Copy the data exactly. Images are to be left out.

⁂

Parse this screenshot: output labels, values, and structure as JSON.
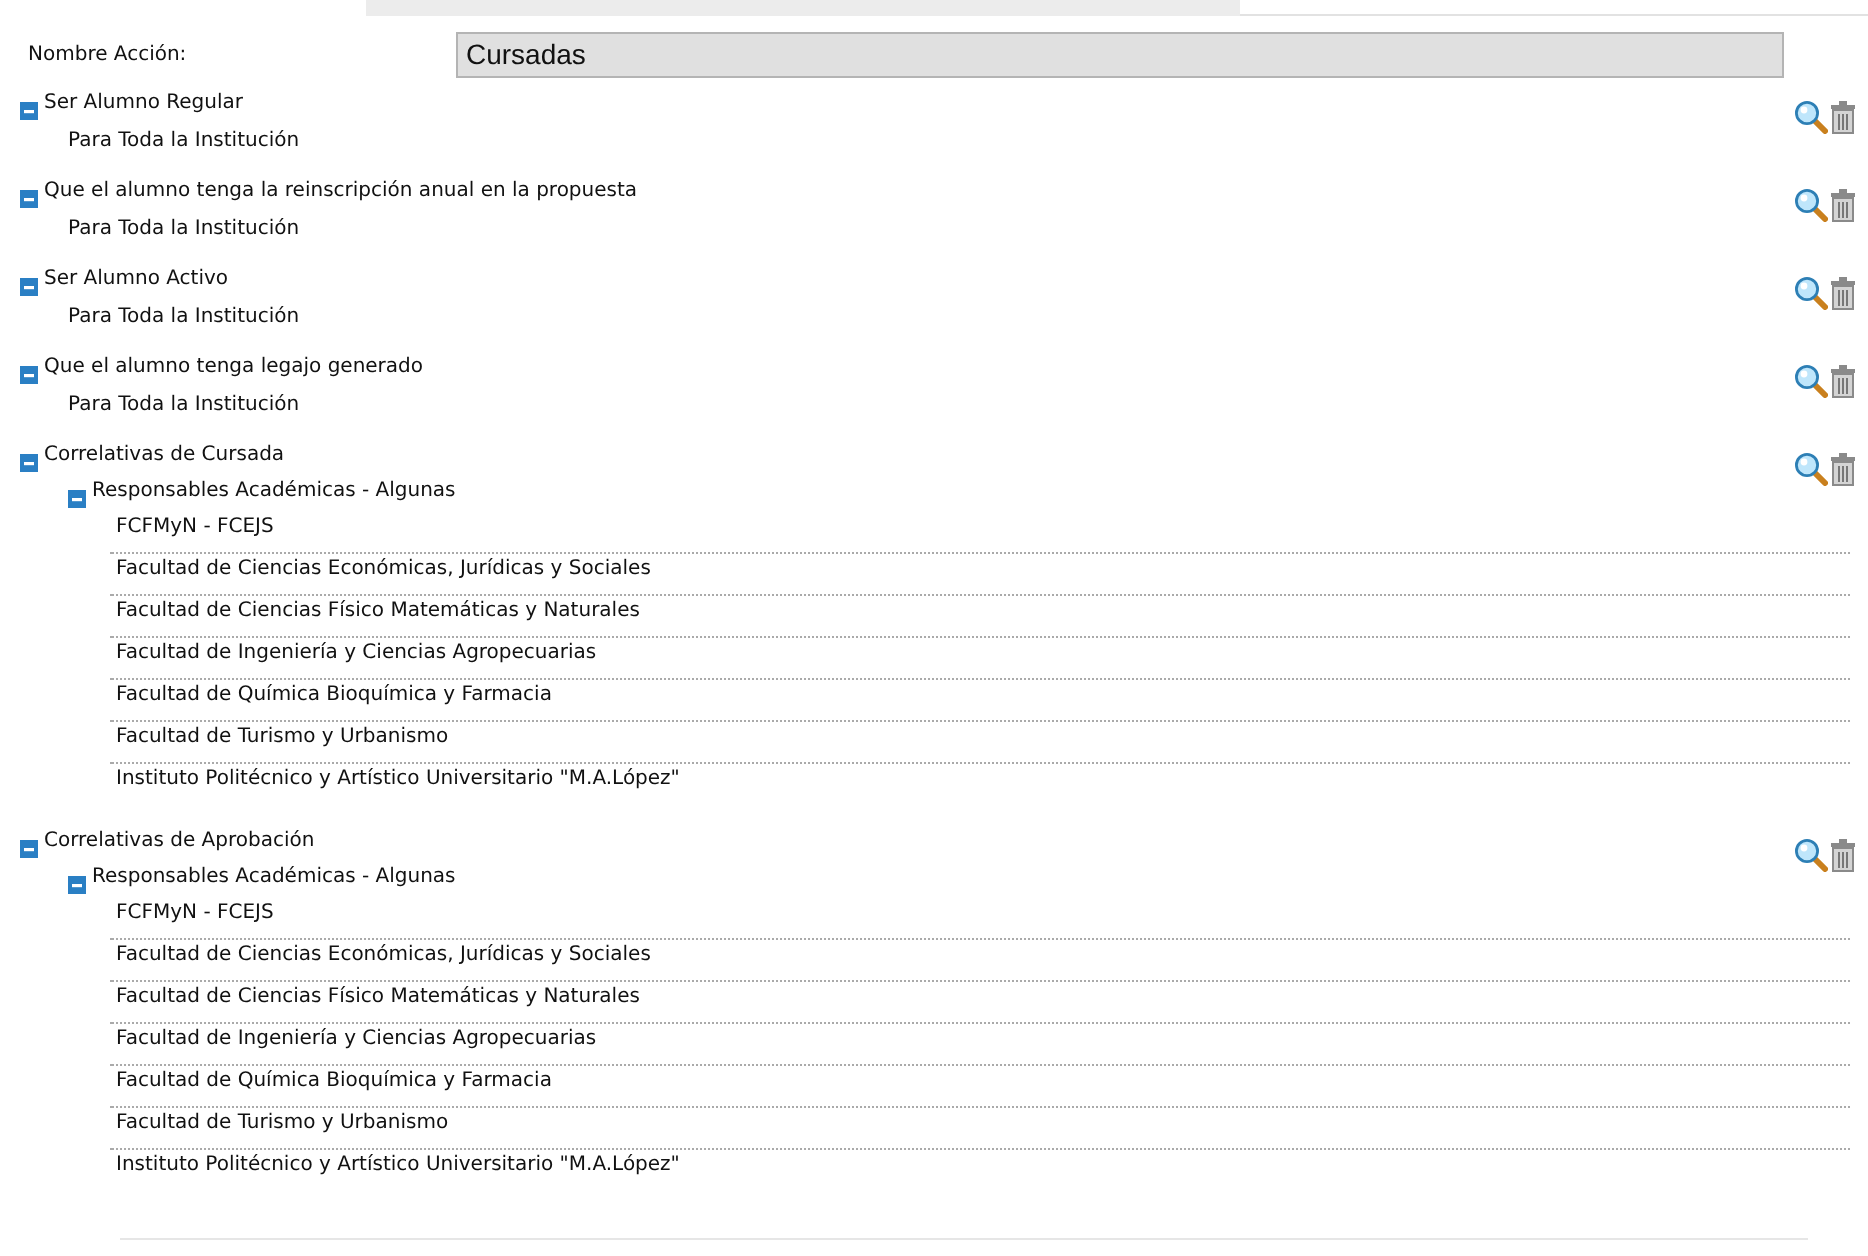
{
  "action_name": {
    "label": "Nombre Acción:",
    "value": "Cursadas"
  },
  "rules": [
    {
      "title": "Ser Alumno Regular",
      "expanded": true,
      "children": [
        {
          "label": "Para Toda la Institución"
        }
      ]
    },
    {
      "title": "Que el alumno tenga la reinscripción anual en la propuesta",
      "expanded": true,
      "children": [
        {
          "label": "Para Toda la Institución"
        }
      ]
    },
    {
      "title": "Ser Alumno Activo",
      "expanded": true,
      "children": [
        {
          "label": "Para Toda la Institución"
        }
      ]
    },
    {
      "title": "Que el alumno tenga legajo generado",
      "expanded": true,
      "children": [
        {
          "label": "Para Toda la Institución"
        }
      ]
    },
    {
      "title": "Correlativas de Cursada",
      "expanded": true,
      "children": [
        {
          "label": "Responsables Académicas - Algunas",
          "expanded": true,
          "items": [
            "FCFMyN - FCEJS",
            "Facultad de Ciencias Económicas, Jurídicas y Sociales",
            "Facultad de Ciencias Físico Matemáticas y Naturales",
            "Facultad de Ingeniería y Ciencias Agropecuarias",
            "Facultad de Química Bioquímica y Farmacia",
            "Facultad de Turismo y Urbanismo",
            "Instituto Politécnico y Artístico Universitario \"M.A.López\""
          ]
        }
      ]
    },
    {
      "title": "Correlativas de Aprobación",
      "expanded": true,
      "children": [
        {
          "label": "Responsables Académicas - Algunas",
          "expanded": true,
          "items": [
            "FCFMyN - FCEJS",
            "Facultad de Ciencias Económicas, Jurídicas y Sociales",
            "Facultad de Ciencias Físico Matemáticas y Naturales",
            "Facultad de Ingeniería y Ciencias Agropecuarias",
            "Facultad de Química Bioquímica y Farmacia",
            "Facultad de Turismo y Urbanismo",
            "Instituto Politécnico y Artístico Universitario \"M.A.López\""
          ]
        }
      ]
    }
  ]
}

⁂

EXERCISE RESULT:
Parse this screenshot: output labels, values, and structure as JSON.
{
  "action_name": {
    "label": "Nombre Acción:",
    "value": "Cursadas"
  },
  "rules": [
    {
      "title": "Ser Alumno Regular",
      "expanded": true,
      "children": [
        {
          "label": "Para Toda la Institución"
        }
      ]
    },
    {
      "title": "Que el alumno tenga la reinscripción anual en la propuesta",
      "expanded": true,
      "children": [
        {
          "label": "Para Toda la Institución"
        }
      ]
    },
    {
      "title": "Ser Alumno Activo",
      "expanded": true,
      "children": [
        {
          "label": "Para Toda la Institución"
        }
      ]
    },
    {
      "title": "Que el alumno tenga legajo generado",
      "expanded": true,
      "children": [
        {
          "label": "Para Toda la Institución"
        }
      ]
    },
    {
      "title": "Correlativas de Cursada",
      "expanded": true,
      "children": [
        {
          "label": "Responsables Académicas - Algunas",
          "expanded": true,
          "items": [
            "FCFMyN - FCEJS",
            "Facultad de Ciencias Económicas, Jurídicas y Sociales",
            "Facultad de Ciencias Físico Matemáticas y Naturales",
            "Facultad de Ingeniería y Ciencias Agropecuarias",
            "Facultad de Química Bioquímica y Farmacia",
            "Facultad de Turismo y Urbanismo",
            "Instituto Politécnico y Artístico Universitario \"M.A.López\""
          ]
        }
      ]
    },
    {
      "title": "Correlativas de Aprobación",
      "expanded": true,
      "children": [
        {
          "label": "Responsables Académicas - Algunas",
          "expanded": true,
          "items": [
            "FCFMyN - FCEJS",
            "Facultad de Ciencias Económicas, Jurídicas y Sociales",
            "Facultad de Ciencias Físico Matemáticas y Naturales",
            "Facultad de Ingeniería y Ciencias Agropecuarias",
            "Facultad de Química Bioquímica y Farmacia",
            "Facultad de Turismo y Urbanismo",
            "Instituto Politécnico y Artístico Universitario \"M.A.López\""
          ]
        }
      ]
    }
  ]
}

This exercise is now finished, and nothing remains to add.